While the creator of the universe loves us, it is a truism that God is not our equal. God is, after all, God, and we are not. That is what the writers of scripture understood when they communicated the importance of obedience as a necessary way to express our love for God.
Obeying God is not about being controlled by one who is all-powerful, but it is a love relationship where the one who loves us first wants to be known by us and wants us to walk every day in the ways that are right and good. Our love and our obedience mean life for those who are unjustly treated, whether they are Jewish slaves in ancient Egypt or persecuted Christians in catacombs or today’s refugees or immigrants who have fled poverty and violence.

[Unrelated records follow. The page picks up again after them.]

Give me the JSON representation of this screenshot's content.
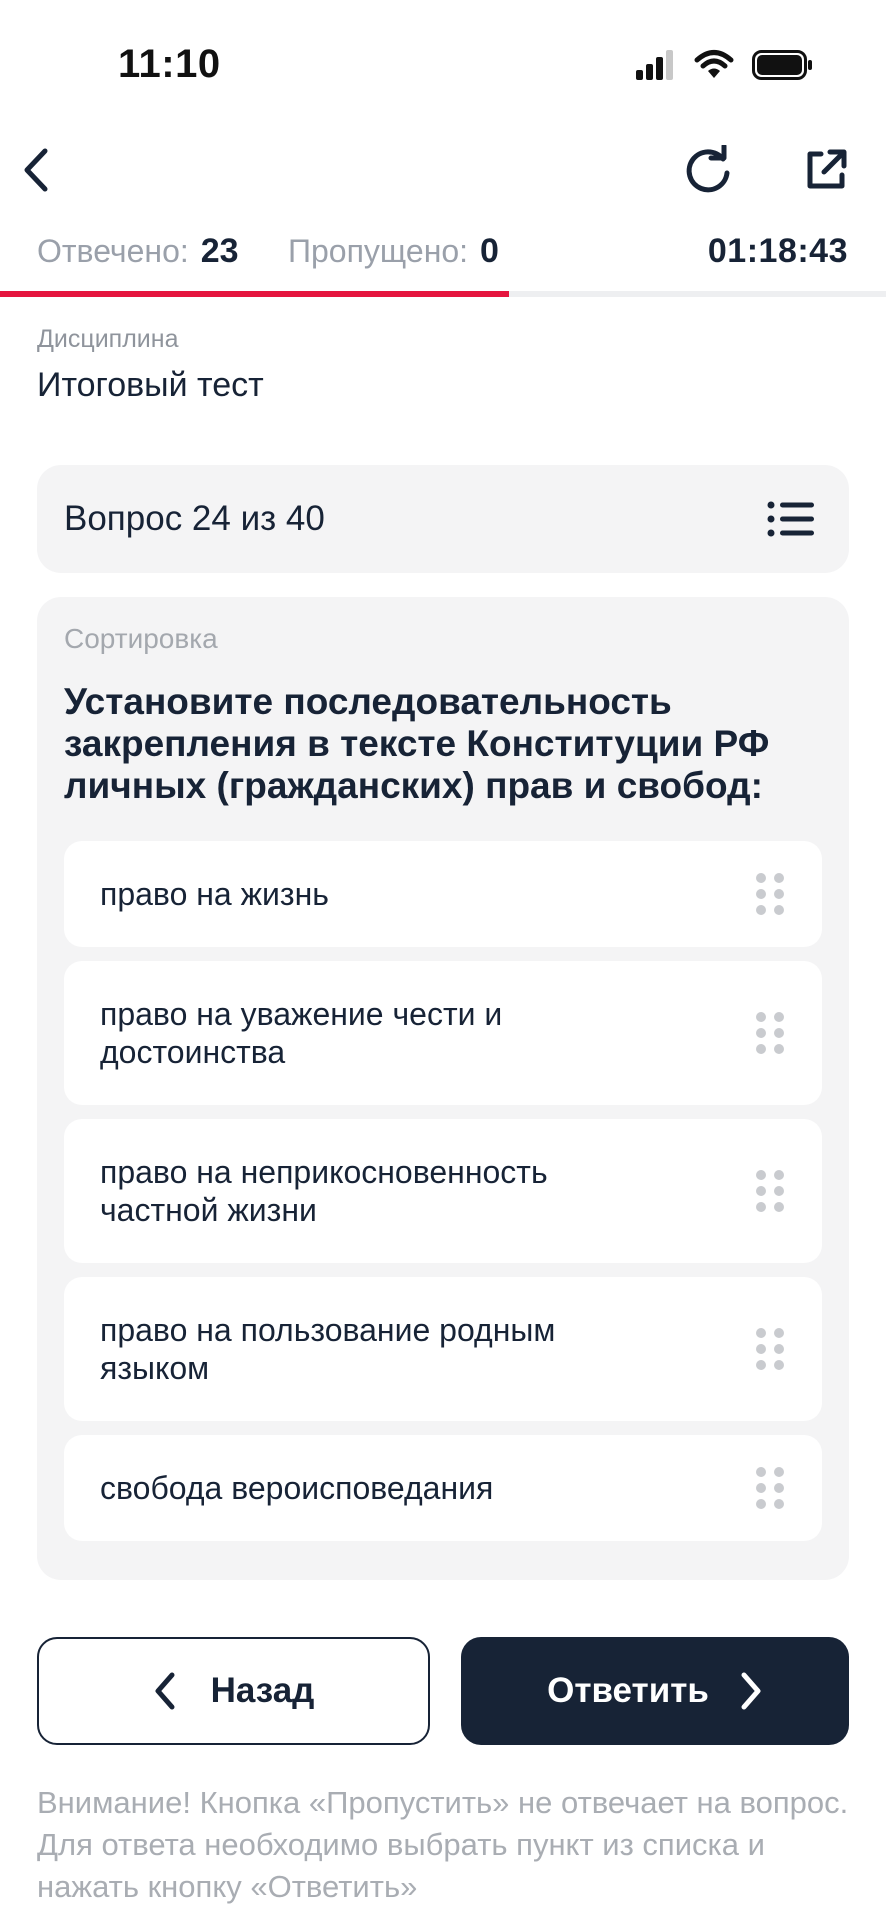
{
  "status_bar": {
    "time": "11:10"
  },
  "progress": {
    "answered_label": "Отвечено:",
    "answered_value": "23",
    "skipped_label": "Пропущено:",
    "skipped_value": "0",
    "timer": "01:18:43",
    "fraction": 0.575,
    "accent_color": "#e5153e"
  },
  "discipline": {
    "label": "Дисциплина",
    "value": "Итоговый тест"
  },
  "question": {
    "header": "Вопрос 24 из 40",
    "type": "Сортировка",
    "text": "Установите последовательность закрепления в тексте Конституции РФ личных (гражданских) прав и свобод:",
    "options": [
      "право на жизнь",
      "право на уважение чести и достоинства",
      "право на неприкосновенность частной жизни",
      "право на пользование родным языком",
      "свобода вероисповедания"
    ]
  },
  "buttons": {
    "back_label": "Назад",
    "answer_label": "Ответить",
    "primary_color": "#172336"
  },
  "notice": "Внимание! Кнопка «Пропустить» не отвечает на вопрос. Для ответа необходимо выбрать пункт из списка и нажать кнопку «Ответить»",
  "icons": [
    "back-icon",
    "refresh-icon",
    "share-icon",
    "list-icon",
    "drag-handle-icon",
    "chevron-left-icon",
    "chevron-right-icon",
    "signal-icon",
    "wifi-icon",
    "battery-icon"
  ]
}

Our church is affiliated with the Center for Progressive Christianity. The Center has identified eight points that summarize the beliefs of progressive Christians. Point number five says this: “We find more grace in the search for understanding than we do in dogmatic certainty.” It’s as though we are slowly finding our way across the desert to a Promised Land and are learning new things every day. As we read the stories that began as oral traditions and eventually were written down in the Torah, we see what the Israelites learned when bread came down from heaven and water bubbled up from a rock and God spoke from a burning bush. Moses didn’t know what to expect when he climbed Mt. Sinai and approached a mysterious God surrounded by clouds. The people longed for certainty. They lost their patience when Moses was on the mountain, and they created their own idol out of gold – a baby cow they could worship. The golden calf made by their own hands was more certain than the cloud God on the mountain. But an idol couldn’t help them. And so they kept wandering and learning as God showed them what they needed to understand.

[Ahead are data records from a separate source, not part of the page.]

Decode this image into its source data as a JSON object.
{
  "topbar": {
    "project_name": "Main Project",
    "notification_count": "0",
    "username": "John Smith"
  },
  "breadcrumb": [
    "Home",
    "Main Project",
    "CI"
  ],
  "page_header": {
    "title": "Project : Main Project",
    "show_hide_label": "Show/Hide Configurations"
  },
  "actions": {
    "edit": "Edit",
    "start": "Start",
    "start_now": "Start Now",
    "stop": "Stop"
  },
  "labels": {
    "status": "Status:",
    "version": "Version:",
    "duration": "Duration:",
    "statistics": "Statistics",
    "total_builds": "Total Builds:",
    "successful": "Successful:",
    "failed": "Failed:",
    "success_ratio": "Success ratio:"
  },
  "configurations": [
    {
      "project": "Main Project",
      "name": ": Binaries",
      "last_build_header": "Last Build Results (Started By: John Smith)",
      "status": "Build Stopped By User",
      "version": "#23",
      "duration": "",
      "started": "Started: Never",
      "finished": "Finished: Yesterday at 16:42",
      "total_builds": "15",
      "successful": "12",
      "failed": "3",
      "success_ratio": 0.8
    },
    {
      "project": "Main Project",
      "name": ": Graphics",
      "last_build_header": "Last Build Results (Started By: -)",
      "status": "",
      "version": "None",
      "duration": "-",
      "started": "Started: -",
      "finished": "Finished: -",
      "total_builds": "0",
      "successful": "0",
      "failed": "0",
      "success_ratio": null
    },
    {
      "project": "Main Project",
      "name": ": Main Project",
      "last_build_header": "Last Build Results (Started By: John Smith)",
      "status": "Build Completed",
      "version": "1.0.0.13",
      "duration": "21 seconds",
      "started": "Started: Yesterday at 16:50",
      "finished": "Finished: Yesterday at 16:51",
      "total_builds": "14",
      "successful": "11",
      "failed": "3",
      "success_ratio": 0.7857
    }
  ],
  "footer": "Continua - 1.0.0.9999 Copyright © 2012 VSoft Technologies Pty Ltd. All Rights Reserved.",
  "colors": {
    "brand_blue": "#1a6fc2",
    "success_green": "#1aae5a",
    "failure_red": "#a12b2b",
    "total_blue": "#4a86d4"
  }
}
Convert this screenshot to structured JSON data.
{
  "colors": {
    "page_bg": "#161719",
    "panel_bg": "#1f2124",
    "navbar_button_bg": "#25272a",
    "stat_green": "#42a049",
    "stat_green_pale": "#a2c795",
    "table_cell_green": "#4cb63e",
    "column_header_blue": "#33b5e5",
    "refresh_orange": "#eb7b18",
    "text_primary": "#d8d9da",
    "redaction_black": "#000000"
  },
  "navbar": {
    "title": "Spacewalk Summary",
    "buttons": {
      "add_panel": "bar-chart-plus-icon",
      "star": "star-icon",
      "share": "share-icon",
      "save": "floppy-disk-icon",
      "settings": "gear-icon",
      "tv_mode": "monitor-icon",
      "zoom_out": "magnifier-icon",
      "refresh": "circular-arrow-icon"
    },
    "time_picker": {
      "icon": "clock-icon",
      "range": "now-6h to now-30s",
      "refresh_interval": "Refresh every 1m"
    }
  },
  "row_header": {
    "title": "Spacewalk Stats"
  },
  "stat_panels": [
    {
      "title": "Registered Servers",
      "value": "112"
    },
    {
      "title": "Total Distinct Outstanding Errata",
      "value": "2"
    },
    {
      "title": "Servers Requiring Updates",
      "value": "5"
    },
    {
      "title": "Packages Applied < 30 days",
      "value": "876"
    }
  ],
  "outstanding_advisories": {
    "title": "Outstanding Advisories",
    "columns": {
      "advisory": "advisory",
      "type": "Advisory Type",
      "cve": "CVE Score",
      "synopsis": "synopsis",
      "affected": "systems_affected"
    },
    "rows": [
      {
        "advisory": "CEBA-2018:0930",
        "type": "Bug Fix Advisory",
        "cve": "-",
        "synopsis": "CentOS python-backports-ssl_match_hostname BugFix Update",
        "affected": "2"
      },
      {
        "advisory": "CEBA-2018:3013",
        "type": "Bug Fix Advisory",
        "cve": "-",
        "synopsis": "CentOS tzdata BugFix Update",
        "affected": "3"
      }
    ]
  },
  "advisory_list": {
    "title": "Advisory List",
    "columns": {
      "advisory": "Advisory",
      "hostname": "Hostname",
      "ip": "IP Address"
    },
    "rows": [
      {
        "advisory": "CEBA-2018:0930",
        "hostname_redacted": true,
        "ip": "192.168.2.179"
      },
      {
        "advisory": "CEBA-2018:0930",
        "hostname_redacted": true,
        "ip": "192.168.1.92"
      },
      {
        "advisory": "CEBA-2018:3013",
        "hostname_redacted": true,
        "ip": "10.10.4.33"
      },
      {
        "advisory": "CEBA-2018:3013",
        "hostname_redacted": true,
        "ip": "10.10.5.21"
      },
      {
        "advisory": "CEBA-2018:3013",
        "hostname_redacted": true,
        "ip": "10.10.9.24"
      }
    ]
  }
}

The Israelites made the choice to keep moving forward, despite the obstacles in the desert. I recently read the book Hillbilly Elegy by J.D. Vance. Vance grew up in Ohio in an extended family that migrated there from the Appalachian Mountains in search of sustainable employment. He describes a culture that is in perpetual crisis and how his family members and their peers have struggled with abuse, alcoholism, and poverty. Relocation from the hollows of Kentucky didn’t remove deep-rooted patters of trauma, and even with better jobs, family members found that they were part of a deteriorating middle class. Vance write about choices quite a bit, and describes many in that environment as believing deep within themselves that they have no choices; that opportunity and hope for something better will always elude them. It’s helpful to read his words to better understand those that we may feel politically at odds with. And it’s a reminder that when we do make choices for good, they can transform families and ultimately our world.

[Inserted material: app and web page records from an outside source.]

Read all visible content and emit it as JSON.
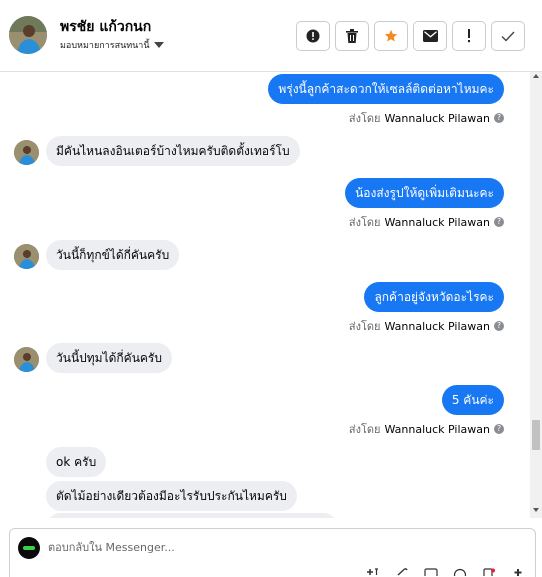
{
  "header": {
    "contact_name": "พรชัย แก้วกนก",
    "assign_label": "มอบหมายการสนทนานี้"
  },
  "thread": {
    "sent_by_prefix": "ส่งโดย",
    "agent_name": "Wannaluck Pilawan",
    "help_glyph": "?",
    "messages": [
      {
        "dir": "out",
        "text": "พรุ่งนี้ลูกค้าสะดวกให้เซลล์ติดต่อหาไหมคะ"
      },
      {
        "dir": "in",
        "text": "มีคันไหนลงอินเตอร์บ้างไหมครับติดตั้งเทอร์โบ"
      },
      {
        "dir": "out",
        "text": "น้องส่งรูปให้ดูเพิ่มเติมนะคะ"
      },
      {
        "dir": "in",
        "text": "วันนี้ก็ทุกข์ได้กี่คันครับ"
      },
      {
        "dir": "out",
        "text": "ลูกค้าอยู่จังหวัดอะไรคะ"
      },
      {
        "dir": "in",
        "text": "วันนี้ปทุมได้กี่คันครับ"
      },
      {
        "dir": "out",
        "text": "5 คันค่ะ"
      },
      {
        "dir": "in",
        "text": "ok ครับ"
      },
      {
        "dir": "in",
        "text": "ตัดไม้อย่างเดียวต้องมีอะไรรับประกันไหมครับ"
      }
    ]
  },
  "composer": {
    "placeholder": "ตอบกลับใน Messenger..."
  },
  "icons": {
    "alert": "alert-circle-icon",
    "trash": "trash-icon",
    "star": "star-icon",
    "mail": "envelope-icon",
    "important": "exclamation-icon",
    "done": "checkmark-icon"
  },
  "colors": {
    "accent": "#1877f2",
    "incoming_bubble": "#eceef1",
    "star": "#f28b24"
  }
}
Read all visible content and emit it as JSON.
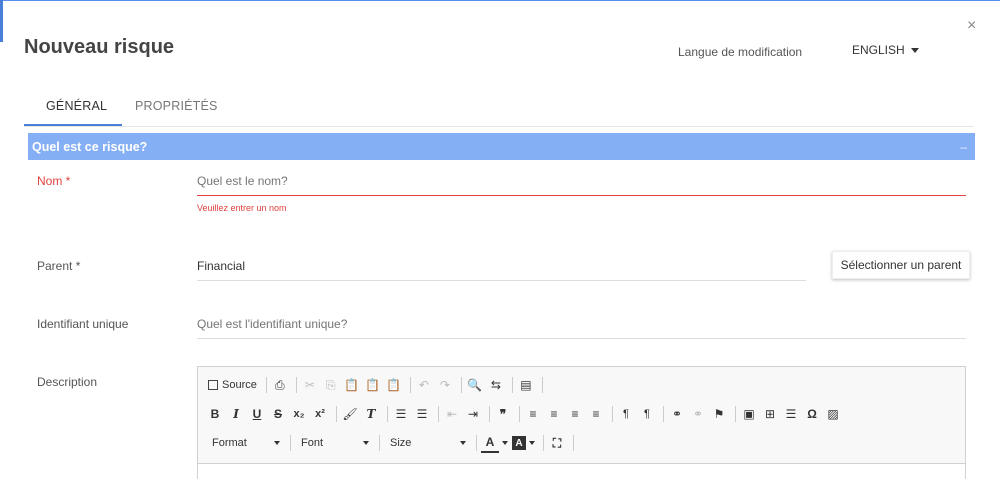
{
  "header": {
    "title": "Nouveau risque",
    "language_label": "Langue de modification",
    "language_value": "ENGLISH",
    "close_glyph": "×"
  },
  "tabs": [
    {
      "label": "GÉNÉRAL",
      "active": true
    },
    {
      "label": "PROPRIÉTÉS",
      "active": false
    }
  ],
  "section": {
    "title": "Quel est ce risque?",
    "collapse_glyph": "–"
  },
  "fields": {
    "name": {
      "label": "Nom *",
      "placeholder": "Quel est le nom?",
      "value": "",
      "error": "Veuillez entrer un nom"
    },
    "parent": {
      "label": "Parent  *",
      "value": "Financial",
      "button": "Sélectionner un parent"
    },
    "uid": {
      "label": "Identifiant unique",
      "placeholder": "Quel est l'identifiant unique?",
      "value": ""
    },
    "description": {
      "label": "Description"
    }
  },
  "editor": {
    "source_label": "Source",
    "format_label": "Format",
    "font_label": "Font",
    "size_label": "Size",
    "icons_row1": [
      "source-icon",
      "print-icon",
      "cut-icon",
      "copy-icon",
      "paste-icon",
      "paste-text-icon",
      "paste-word-icon",
      "undo-icon",
      "redo-icon",
      "find-icon",
      "replace-icon",
      "spellcheck-icon"
    ],
    "icons_row2": [
      "bold-icon",
      "italic-icon",
      "underline-icon",
      "strike-icon",
      "subscript-icon",
      "superscript-icon",
      "copy-format-icon",
      "remove-format-icon",
      "numbered-list-icon",
      "bulleted-list-icon",
      "outdent-icon",
      "indent-icon",
      "blockquote-icon",
      "align-left-icon",
      "align-center-icon",
      "align-right-icon",
      "justify-icon",
      "ltr-icon",
      "rtl-icon",
      "link-icon",
      "unlink-icon",
      "anchor-icon",
      "flash-icon",
      "table-icon",
      "horizontal-line-icon",
      "special-char-icon",
      "image-icon"
    ],
    "icons_row3": [
      "text-color-icon",
      "bg-color-icon",
      "maximize-icon"
    ]
  },
  "colors": {
    "accent": "#4a7fd9",
    "section_bg": "#85aff5",
    "error": "#e0423f"
  }
}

Moses stood by the Jordan River and reminded the people that the choices they made were the difference between living a life that matters and a life of just getting by. He urged them not to stop there at the river. The journey wasn’t over, and they still had much to learn. We’re moving forward, too, and the choices we make to live with purpose and excellence and to increase our experience and our understanding of truth will make all the difference for us. Knowledge and experience are never just for our own benefit, though. They are to be passed on to other generations, just as the Israelites shared their hard-won wisdom with their children and their grandchildren.
Moses was about to die. He never got to experience life in the Promised Land, but that should not be considered a tragedy. Instead, it’s a reminder that the real value does come in the journey, not just in arriving. That’s our story, too. May we find goodness each day as we zig zag and wander and find our bearings along the way.